Imagination makes your writing soar.
It gives a lift and momentum to your writing in the same way wind gives a lift to a sailboat. Imagination invites your readers into a new world they have never seen or experienced before. It opens a door to magic and wonder.
But how do we access, hone, and liberate the inspiration and power of imagination that is in us all?
On Monday, I introduced the idea of re-launching your freelance writing business, including new ways to bring in more freelance writing clients and take your business to the next level.
Yesterday, we talked about three simple things you can do to get started by shifting your reinvention into high gear.
Today, we’re going to take a brief respite from writing.
Instead, let me suggest four things you can do when you’re away from your work that will have a powerful, synergistic effect on your writing, your freelance business, and your life.
As writers, we voice our opinions, discuss options, interview sources, ask questions, negotiate with editors and clients, and kvetch about assignments with our writer friends.
For what most people call a solitary profession, writing sure involves a lot of talking.
But there are times when silence is the best thing for your career. Here are some examples.

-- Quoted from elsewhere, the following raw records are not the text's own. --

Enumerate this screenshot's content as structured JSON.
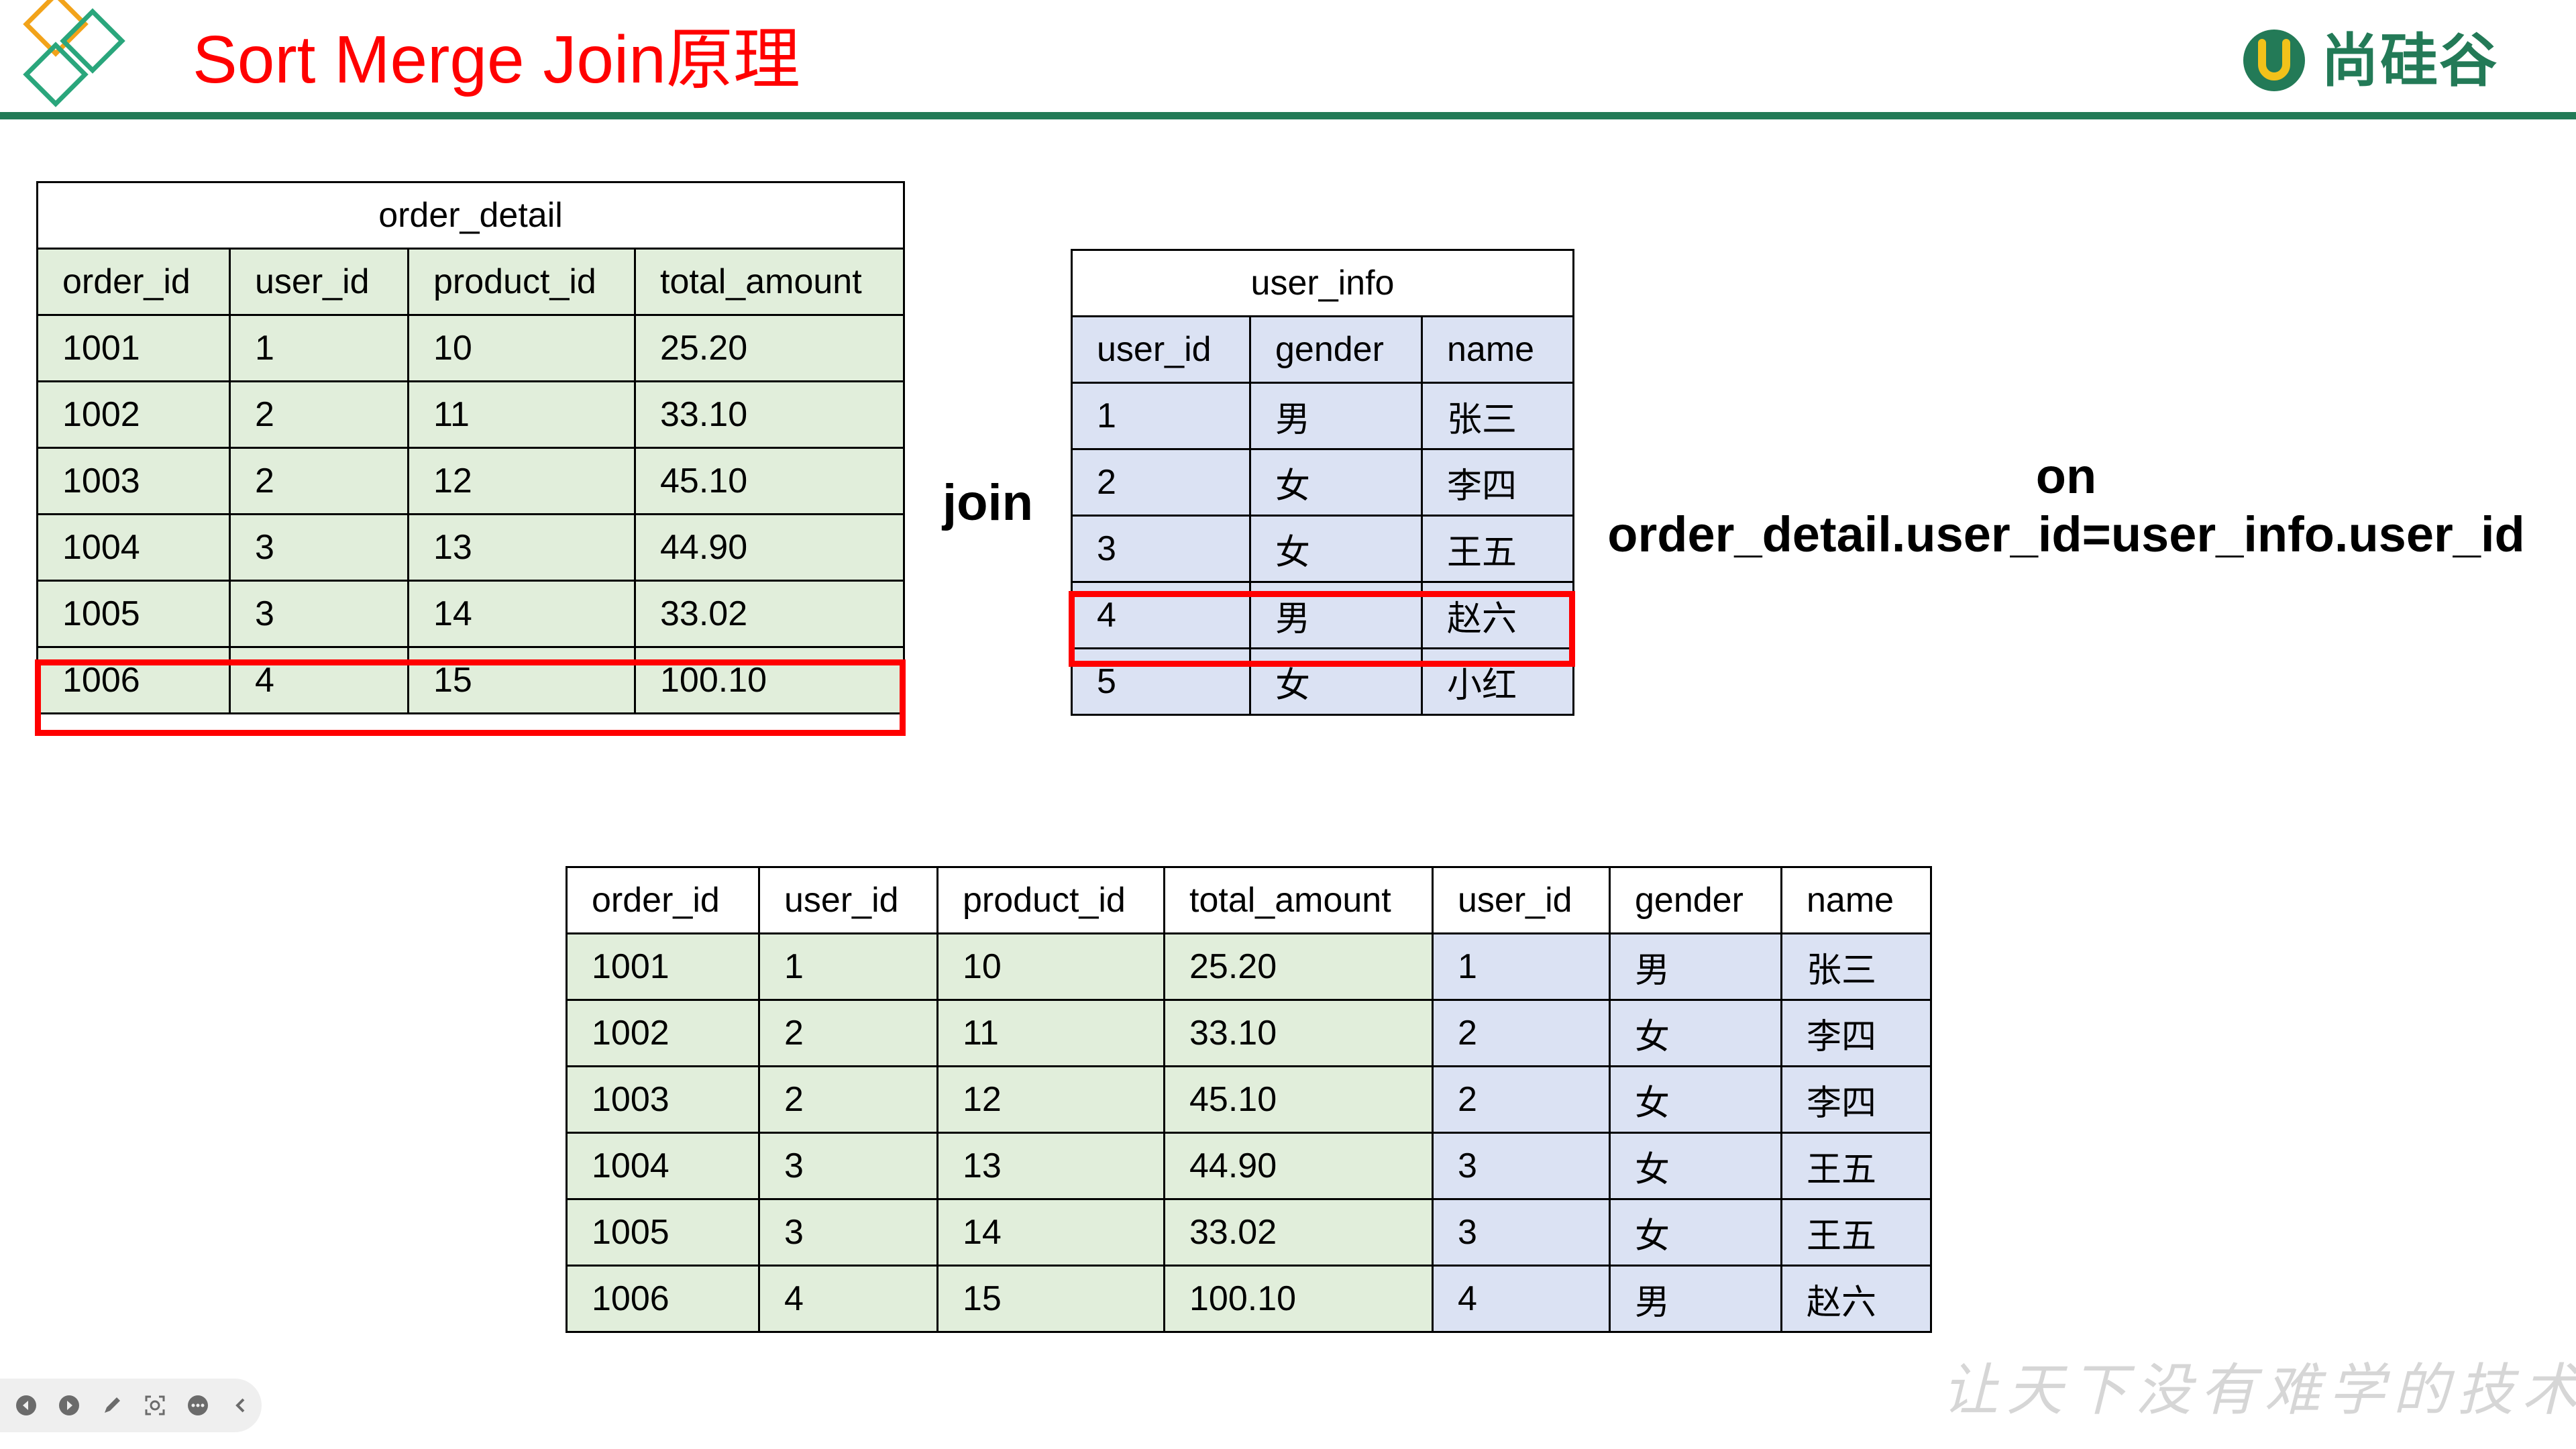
{
  "slide": {
    "title": "Sort Merge Join原理",
    "brand": "尚硅谷",
    "slogan": "让天下没有难学的技术"
  },
  "order_detail": {
    "caption": "order_detail",
    "columns": [
      "order_id",
      "user_id",
      "product_id",
      "total_amount"
    ],
    "rows": [
      [
        "1001",
        "1",
        "10",
        "25.20"
      ],
      [
        "1002",
        "2",
        "11",
        "33.10"
      ],
      [
        "1003",
        "2",
        "12",
        "45.10"
      ],
      [
        "1004",
        "3",
        "13",
        "44.90"
      ],
      [
        "1005",
        "3",
        "14",
        "33.02"
      ],
      [
        "1006",
        "4",
        "15",
        "100.10"
      ]
    ]
  },
  "join_label": "join",
  "user_info": {
    "caption": "user_info",
    "columns": [
      "user_id",
      "gender",
      "name"
    ],
    "rows": [
      [
        "1",
        "男",
        "张三"
      ],
      [
        "2",
        "女",
        "李四"
      ],
      [
        "3",
        "女",
        "王五"
      ],
      [
        "4",
        "男",
        "赵六"
      ],
      [
        "5",
        "女",
        "小红"
      ]
    ]
  },
  "on_clause": {
    "keyword": "on",
    "expression": "order_detail.user_id=user_info.user_id"
  },
  "result": {
    "columns": [
      "order_id",
      "user_id",
      "product_id",
      "total_amount",
      "user_id",
      "gender",
      "name"
    ],
    "rows": [
      [
        "1001",
        "1",
        "10",
        "25.20",
        "1",
        "男",
        "张三"
      ],
      [
        "1002",
        "2",
        "11",
        "33.10",
        "2",
        "女",
        "李四"
      ],
      [
        "1003",
        "2",
        "12",
        "45.10",
        "2",
        "女",
        "李四"
      ],
      [
        "1004",
        "3",
        "13",
        "44.90",
        "3",
        "女",
        "王五"
      ],
      [
        "1005",
        "3",
        "14",
        "33.02",
        "3",
        "女",
        "王五"
      ],
      [
        "1006",
        "4",
        "15",
        "100.10",
        "4",
        "男",
        "赵六"
      ]
    ]
  },
  "colors": {
    "title": "#ff0000",
    "brand": "#237a57",
    "left_table_fill": "#e1eedb",
    "right_table_fill": "#dbe2f3",
    "highlight": "#ff0000"
  },
  "player_controls": [
    "prev-icon",
    "next-icon",
    "pen-icon",
    "fit-screen-icon",
    "more-icon",
    "collapse-icon"
  ]
}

1. The Interview Silence
I recently became a wellness coach and personal trainer. Our natural tendency is to formulate what we’re going to say next while the other person is talking so we can jump right in when they’re finished.
But coaches need to listen deeply to their clients, which means there will be a dreaded silence when the client is done speaking where the coach is thinking about how to respond.
Press release distribution was the focal point of 2009 link-building campaigns. Many high-end SEO companies used this technique to:
1- Provide their clients with a presence on Google News
2- Drive more targeted traffic to their clients’ sites
3- Obtain high-quality inbound links.
The homepage of your website is often the landing page and is critical to the success of your online business. When people land on this page, you have just a few seconds to capture their interest. This page will be a giant factor in your conversion rate which is the ratio of visitors that respond to your goal action. This goal action can be subscribing to your newsletter, signing up for your ecourse, ordering your products, etc.
It seemed so easy at first, didn’t it?
Your blog posts came fast and furious. You were excited and inspired. The words came easily.
Then one day you went to your creative well and it was dry—not damp, mind you, but Sahara Desert dry.
As a survivor of the “dry well syndrome,” I can tell you that that this happens to all of us at some point. But it’s not you, it’s your brain.